#### [DATA SUPPLIED]
#####
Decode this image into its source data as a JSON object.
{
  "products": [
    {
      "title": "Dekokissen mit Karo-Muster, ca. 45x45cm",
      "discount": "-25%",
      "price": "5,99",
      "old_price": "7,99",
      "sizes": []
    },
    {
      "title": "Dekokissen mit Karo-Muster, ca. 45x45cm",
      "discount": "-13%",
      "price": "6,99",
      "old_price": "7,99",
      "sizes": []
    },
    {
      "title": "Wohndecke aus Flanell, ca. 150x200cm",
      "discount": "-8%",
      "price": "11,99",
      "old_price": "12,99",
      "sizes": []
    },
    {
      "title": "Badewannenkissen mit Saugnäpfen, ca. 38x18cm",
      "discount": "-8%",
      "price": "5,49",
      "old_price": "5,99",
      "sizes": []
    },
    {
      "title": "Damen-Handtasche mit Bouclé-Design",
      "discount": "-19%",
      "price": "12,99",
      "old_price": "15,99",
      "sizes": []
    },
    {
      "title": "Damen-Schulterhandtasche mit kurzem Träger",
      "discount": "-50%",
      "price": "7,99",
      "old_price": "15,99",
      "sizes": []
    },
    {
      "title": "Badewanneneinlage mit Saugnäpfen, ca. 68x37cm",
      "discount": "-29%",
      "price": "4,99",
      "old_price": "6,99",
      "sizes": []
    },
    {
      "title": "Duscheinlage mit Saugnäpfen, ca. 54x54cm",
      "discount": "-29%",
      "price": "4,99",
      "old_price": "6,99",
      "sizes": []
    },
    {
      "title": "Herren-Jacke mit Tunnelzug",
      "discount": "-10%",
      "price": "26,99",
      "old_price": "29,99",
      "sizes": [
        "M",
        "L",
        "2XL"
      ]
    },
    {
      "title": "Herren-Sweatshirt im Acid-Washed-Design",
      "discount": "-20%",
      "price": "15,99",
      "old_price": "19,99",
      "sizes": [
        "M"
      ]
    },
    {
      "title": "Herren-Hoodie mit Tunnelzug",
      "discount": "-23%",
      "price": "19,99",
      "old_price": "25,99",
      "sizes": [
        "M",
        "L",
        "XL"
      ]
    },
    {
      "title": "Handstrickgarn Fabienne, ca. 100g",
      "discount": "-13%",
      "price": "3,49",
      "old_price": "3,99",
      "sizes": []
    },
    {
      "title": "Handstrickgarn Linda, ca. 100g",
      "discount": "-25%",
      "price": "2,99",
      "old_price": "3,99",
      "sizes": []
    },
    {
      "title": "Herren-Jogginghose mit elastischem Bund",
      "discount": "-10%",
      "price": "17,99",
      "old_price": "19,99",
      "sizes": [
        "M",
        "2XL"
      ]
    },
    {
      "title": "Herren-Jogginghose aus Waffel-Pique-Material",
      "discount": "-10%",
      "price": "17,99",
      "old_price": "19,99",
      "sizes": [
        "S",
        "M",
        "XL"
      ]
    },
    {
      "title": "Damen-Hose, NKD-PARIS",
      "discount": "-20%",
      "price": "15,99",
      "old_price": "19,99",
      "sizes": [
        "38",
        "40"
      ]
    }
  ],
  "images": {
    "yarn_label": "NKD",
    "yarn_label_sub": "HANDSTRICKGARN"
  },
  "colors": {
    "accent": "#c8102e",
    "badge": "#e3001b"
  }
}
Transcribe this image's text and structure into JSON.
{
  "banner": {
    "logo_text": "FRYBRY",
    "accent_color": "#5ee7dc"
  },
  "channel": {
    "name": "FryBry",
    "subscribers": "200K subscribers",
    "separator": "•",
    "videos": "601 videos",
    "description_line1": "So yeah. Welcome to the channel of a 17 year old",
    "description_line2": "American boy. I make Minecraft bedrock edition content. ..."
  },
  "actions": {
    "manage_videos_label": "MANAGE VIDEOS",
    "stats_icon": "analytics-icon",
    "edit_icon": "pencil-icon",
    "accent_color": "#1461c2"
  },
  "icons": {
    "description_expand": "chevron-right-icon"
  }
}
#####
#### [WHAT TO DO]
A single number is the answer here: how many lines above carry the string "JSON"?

#### [TASK RESPONSE]
2